START Provided material

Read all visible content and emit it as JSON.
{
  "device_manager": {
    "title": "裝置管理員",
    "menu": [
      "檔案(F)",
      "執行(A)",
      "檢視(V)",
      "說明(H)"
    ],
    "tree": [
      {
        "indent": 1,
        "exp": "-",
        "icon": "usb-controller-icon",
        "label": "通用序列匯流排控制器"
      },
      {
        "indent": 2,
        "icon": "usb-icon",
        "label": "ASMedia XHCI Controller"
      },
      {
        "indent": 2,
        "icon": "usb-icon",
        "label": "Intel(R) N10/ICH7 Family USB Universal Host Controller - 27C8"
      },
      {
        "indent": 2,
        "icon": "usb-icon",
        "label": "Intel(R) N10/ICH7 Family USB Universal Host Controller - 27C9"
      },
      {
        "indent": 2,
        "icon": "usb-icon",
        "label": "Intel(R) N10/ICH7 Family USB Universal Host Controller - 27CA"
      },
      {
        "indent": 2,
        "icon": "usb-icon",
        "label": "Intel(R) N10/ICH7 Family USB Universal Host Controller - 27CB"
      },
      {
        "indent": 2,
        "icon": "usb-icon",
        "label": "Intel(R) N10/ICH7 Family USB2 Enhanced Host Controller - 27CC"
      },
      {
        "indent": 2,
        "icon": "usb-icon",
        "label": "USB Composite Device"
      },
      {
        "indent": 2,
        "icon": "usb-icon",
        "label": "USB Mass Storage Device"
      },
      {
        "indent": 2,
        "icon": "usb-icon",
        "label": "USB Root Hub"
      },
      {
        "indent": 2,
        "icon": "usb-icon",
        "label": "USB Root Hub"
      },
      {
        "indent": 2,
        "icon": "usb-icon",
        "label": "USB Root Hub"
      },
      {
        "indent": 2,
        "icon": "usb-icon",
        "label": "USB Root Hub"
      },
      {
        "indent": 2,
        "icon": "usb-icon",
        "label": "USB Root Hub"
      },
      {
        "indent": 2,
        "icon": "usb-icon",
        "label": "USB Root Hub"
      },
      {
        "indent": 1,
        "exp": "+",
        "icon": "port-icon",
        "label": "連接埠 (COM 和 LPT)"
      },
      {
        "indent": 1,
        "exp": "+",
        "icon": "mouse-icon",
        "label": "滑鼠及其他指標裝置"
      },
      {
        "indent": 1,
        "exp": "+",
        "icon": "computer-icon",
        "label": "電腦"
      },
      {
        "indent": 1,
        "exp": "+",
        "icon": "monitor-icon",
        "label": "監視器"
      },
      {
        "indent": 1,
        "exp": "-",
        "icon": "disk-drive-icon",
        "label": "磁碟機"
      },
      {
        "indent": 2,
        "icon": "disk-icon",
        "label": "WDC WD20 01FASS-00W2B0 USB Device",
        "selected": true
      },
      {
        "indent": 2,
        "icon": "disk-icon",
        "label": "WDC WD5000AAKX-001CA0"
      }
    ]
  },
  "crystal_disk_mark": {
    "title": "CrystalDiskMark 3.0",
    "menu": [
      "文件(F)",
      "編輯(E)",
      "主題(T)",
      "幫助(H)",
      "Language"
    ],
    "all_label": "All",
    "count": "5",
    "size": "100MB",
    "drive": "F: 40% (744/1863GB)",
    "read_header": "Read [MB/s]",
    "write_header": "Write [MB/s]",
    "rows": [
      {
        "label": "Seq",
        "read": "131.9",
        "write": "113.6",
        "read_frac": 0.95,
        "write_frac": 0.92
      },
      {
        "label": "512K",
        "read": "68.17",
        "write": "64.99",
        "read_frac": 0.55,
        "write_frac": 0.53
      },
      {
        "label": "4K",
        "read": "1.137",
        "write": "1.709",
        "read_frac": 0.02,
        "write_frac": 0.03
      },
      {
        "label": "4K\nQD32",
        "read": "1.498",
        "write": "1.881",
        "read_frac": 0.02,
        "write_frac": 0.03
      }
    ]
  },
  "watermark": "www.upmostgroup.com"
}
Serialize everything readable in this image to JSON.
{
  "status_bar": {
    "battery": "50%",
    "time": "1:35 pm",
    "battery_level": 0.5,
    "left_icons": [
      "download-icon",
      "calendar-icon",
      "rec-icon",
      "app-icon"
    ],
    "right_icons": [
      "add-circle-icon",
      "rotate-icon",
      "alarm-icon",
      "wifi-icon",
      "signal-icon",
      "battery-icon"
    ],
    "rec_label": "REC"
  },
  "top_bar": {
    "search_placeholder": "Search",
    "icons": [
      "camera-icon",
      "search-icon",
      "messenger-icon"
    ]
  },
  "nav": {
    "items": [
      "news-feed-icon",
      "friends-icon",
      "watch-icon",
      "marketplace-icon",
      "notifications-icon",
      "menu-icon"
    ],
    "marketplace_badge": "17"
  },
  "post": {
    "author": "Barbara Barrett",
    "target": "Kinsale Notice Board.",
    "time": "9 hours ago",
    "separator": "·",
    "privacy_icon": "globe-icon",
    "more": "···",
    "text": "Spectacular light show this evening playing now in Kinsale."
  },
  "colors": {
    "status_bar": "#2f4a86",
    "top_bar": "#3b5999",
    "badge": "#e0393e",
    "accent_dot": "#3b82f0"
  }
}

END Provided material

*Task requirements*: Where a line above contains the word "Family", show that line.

*Result of the exercise*:
        "label": "Intel(R) N10/ICH7 Family USB Universal Host Controller - 27C8"
        "label": "Intel(R) N10/ICH7 Family USB Universal Host Controller - 27C9"
        "label": "Intel(R) N10/ICH7 Family USB Universal Host Controller - 27CA"
        "label": "Intel(R) N10/ICH7 Family USB Universal Host Controller - 27CB"
        "label": "Intel(R) N10/ICH7 Family USB2 Enhanced Host Controller - 27CC"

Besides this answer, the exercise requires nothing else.